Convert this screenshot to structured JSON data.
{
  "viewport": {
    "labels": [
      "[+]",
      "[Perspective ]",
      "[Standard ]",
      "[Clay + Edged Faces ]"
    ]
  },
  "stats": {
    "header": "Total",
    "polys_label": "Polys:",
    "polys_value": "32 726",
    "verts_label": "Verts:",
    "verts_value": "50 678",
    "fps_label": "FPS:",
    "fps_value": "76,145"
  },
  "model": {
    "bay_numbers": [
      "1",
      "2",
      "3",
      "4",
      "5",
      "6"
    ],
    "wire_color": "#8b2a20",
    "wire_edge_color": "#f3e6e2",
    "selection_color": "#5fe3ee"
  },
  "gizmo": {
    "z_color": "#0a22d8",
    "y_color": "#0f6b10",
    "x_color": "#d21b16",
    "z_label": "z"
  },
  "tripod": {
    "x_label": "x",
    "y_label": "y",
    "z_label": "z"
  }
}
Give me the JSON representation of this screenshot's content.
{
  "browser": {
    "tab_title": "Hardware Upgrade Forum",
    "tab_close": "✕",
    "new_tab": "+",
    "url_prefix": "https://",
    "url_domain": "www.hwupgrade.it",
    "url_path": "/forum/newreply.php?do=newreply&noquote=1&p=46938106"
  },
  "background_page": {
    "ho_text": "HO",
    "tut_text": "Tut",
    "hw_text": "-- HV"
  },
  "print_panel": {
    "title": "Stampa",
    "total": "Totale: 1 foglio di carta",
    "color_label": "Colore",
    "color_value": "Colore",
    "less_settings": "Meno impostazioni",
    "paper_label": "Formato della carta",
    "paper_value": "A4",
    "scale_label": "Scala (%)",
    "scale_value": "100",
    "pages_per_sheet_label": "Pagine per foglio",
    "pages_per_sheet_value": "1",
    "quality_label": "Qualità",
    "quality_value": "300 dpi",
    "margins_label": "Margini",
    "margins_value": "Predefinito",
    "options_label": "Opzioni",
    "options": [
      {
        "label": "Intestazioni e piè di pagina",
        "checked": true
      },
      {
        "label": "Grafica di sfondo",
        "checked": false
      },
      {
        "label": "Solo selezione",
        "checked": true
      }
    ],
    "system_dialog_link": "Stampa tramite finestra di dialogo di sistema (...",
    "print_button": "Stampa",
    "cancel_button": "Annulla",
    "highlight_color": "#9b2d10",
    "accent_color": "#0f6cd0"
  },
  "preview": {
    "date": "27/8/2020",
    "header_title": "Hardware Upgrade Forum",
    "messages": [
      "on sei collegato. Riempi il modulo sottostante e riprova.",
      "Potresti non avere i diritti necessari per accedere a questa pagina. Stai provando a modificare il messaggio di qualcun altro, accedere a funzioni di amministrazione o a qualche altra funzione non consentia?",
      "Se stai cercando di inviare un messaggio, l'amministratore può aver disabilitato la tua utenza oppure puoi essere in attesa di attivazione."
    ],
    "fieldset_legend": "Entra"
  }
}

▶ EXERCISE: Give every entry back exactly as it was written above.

▶ ANSWER TO THIS TASK:
Convert this screenshot to structured JSON data.
{
  "viewport": {
    "labels": [
      "[+]",
      "[Perspective ]",
      "[Standard ]",
      "[Clay + Edged Faces ]"
    ]
  },
  "stats": {
    "header": "Total",
    "polys_label": "Polys:",
    "polys_value": "32 726",
    "verts_label": "Verts:",
    "verts_value": "50 678",
    "fps_label": "FPS:",
    "fps_value": "76,145"
  },
  "model": {
    "bay_numbers": [
      "1",
      "2",
      "3",
      "4",
      "5",
      "6"
    ],
    "wire_color": "#8b2a20",
    "wire_edge_color": "#f3e6e2",
    "selection_color": "#5fe3ee"
  },
  "gizmo": {
    "z_color": "#0a22d8",
    "y_color": "#0f6b10",
    "x_color": "#d21b16",
    "z_label": "z"
  },
  "tripod": {
    "x_label": "x",
    "y_label": "y",
    "z_label": "z"
  }
}
Give me the JSON representation of this screenshot's content.
{
  "browser": {
    "tab_title": "Hardware Upgrade Forum",
    "tab_close": "✕",
    "new_tab": "+",
    "url_prefix": "https://",
    "url_domain": "www.hwupgrade.it",
    "url_path": "/forum/newreply.php?do=newreply&noquote=1&p=46938106"
  },
  "background_page": {
    "ho_text": "HO",
    "tut_text": "Tut",
    "hw_text": "-- HV"
  },
  "print_panel": {
    "title": "Stampa",
    "total": "Totale: 1 foglio di carta",
    "color_label": "Colore",
    "color_value": "Colore",
    "less_settings": "Meno impostazioni",
    "paper_label": "Formato della carta",
    "paper_value": "A4",
    "scale_label": "Scala (%)",
    "scale_value": "100",
    "pages_per_sheet_label": "Pagine per foglio",
    "pages_per_sheet_value": "1",
    "quality_label": "Qualità",
    "quality_value": "300 dpi",
    "margins_label": "Margini",
    "margins_value": "Predefinito",
    "options_label": "Opzioni",
    "options": [
      {
        "label": "Intestazioni e piè di pagina",
        "checked": true
      },
      {
        "label": "Grafica di sfondo",
        "checked": false
      },
      {
        "label": "Solo selezione",
        "checked": true
      }
    ],
    "system_dialog_link": "Stampa tramite finestra di dialogo di sistema (...",
    "print_button": "Stampa",
    "cancel_button": "Annulla",
    "highlight_color": "#9b2d10",
    "accent_color": "#0f6cd0"
  },
  "preview": {
    "date": "27/8/2020",
    "header_title": "Hardware Upgrade Forum",
    "messages": [
      "on sei collegato. Riempi il modulo sottostante e riprova.",
      "Potresti non avere i diritti necessari per accedere a questa pagina. Stai provando a modificare il messaggio di qualcun altro, accedere a funzioni di amministrazione o a qualche altra funzione non consentia?",
      "Se stai cercando di inviare un messaggio, l'amministratore può aver disabilitato la tua utenza oppure puoi essere in attesa di attivazione."
    ],
    "fieldset_legend": "Entra"
  }
}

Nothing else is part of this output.